    At first sight the DCED Standard for results measurement may offer the worst of both worlds. Most eye catching are the results chains or theories of change it propagates: are these not too linear and simplistic to cover change in a complex environment? And the mixed research methods it advocates, partially applied by programs in house: can they produce more than subjective ‘anecdotal evidence’?

    In reality the Standard offers solutions for the worries of all sides. Results chains are tools to manage complexity, not to ignore it. Making a results chain is not about ‘keeping it simple’; rather everything relevant for the change process MUST be incorporated. It instigates a thought process that helps the practitioner protect himself from not seeing the forest for the trees. As such it generates a research agenda, a ‘measurement plan’ that is manageable, practical and relevant for the practitioner. The tail no longer wags the dog.

    This measurement plan allows the practitioner to measure in a timely manner, applying the most suitable research tool for each question and social setting. In doing so it avoids the pitfalls of having to work with large quantitative surveys, which often need to measure too much (development is complex after all) and too late into the development process whereby the beneficiary cannot remember relevant information and the practitioner has no time left to learn and improve his efforts.

    Instead, if well implemented, it produces a robust body of evidence collected from many sources, measured at many points in time, and compiled by practitioners who spend sufficient time in the field to be deeply informed about the intended and the unintended aspects of the change process within as well as beyond the household.
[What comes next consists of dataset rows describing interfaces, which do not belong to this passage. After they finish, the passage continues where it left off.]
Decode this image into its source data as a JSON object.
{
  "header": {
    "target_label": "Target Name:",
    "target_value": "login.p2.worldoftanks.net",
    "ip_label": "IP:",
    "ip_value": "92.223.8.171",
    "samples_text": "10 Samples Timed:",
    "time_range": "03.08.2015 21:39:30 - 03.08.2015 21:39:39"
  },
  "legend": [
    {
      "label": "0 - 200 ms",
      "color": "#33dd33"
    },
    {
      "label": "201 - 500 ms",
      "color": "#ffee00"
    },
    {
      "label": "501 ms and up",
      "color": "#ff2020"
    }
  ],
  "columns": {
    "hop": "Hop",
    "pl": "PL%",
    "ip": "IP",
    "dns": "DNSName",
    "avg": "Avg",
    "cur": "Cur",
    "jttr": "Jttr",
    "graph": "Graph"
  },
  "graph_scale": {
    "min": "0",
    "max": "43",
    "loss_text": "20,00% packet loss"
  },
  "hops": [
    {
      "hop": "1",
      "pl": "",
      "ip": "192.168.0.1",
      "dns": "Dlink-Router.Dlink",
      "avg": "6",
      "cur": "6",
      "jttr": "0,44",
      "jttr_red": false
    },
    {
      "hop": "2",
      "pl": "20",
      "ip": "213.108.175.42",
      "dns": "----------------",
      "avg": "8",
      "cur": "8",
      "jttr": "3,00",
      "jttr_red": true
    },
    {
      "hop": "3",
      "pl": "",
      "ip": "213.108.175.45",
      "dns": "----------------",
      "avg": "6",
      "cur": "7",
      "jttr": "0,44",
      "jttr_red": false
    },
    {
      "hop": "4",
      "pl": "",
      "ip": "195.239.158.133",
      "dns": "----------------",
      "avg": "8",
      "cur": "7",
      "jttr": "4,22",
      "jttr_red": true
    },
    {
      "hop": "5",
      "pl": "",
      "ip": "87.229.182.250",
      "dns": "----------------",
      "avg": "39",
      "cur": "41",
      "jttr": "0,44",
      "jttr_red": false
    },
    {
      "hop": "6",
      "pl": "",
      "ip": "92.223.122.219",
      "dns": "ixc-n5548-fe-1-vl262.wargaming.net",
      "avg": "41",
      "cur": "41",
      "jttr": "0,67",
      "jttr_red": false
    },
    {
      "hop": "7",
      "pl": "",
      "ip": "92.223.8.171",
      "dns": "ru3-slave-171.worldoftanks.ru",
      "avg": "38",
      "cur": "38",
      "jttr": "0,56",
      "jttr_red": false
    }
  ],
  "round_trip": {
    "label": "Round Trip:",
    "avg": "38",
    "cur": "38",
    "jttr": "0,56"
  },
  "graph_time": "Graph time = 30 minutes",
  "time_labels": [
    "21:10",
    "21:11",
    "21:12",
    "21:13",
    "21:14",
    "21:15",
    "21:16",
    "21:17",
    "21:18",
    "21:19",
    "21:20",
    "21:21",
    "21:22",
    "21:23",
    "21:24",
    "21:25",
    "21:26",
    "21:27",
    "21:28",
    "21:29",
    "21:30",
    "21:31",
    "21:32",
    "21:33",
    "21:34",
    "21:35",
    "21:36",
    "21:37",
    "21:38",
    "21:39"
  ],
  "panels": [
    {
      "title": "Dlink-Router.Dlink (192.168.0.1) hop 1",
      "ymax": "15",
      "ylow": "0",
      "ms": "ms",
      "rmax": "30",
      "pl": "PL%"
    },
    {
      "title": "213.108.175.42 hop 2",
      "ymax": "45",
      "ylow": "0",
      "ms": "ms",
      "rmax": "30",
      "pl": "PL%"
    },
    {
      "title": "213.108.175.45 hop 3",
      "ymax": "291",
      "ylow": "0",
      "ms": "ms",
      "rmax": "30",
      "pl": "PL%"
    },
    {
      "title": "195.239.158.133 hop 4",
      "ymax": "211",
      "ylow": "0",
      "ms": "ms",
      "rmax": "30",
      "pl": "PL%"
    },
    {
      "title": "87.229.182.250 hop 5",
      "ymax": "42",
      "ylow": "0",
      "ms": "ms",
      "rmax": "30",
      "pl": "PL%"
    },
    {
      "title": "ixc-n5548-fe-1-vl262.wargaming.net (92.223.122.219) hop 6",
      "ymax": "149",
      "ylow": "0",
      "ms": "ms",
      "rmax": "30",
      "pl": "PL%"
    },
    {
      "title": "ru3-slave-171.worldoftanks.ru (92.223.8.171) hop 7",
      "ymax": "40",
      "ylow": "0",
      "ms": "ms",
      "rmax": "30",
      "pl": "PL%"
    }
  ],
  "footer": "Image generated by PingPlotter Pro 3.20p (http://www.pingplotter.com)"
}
This body of evidence, collected in real time, allows practitioners to learn about what works and what does not and to mitigate undesirable outcomes. At the same time this body of evidence can be used as a valuable stepping-stone for an independent evaluation if required.

    Thus we have a system that allows us to handle complexity, is designed to be practical and to empower practitioners, and allow us to analyze results for internal program feedback loops as well as external audiences. If well implemented it sets out to achieve what the authors would like to see: well-informed dynamic practitioners, able to work with the local community in all its variety, able determine what needs to be analyzed and how, able to learn and improve, and able to capture opportunities for a more effective development effort.

    Thus, much of the ‘how’ of results measurement has in fact been answered, by a system that was developed by practitioners who were the first to be confronted by the need to reconcile complex change processes with the need for manageable and useful results measurement systems and the need to produce credible results. The next frontier is not how to do results measurement, but to ensure we design programs sufficiently responsive, resourced and ‘empowered’ to implement this system well.

    Dr. Harald Bekkers,
    Team Leader Market Development Facility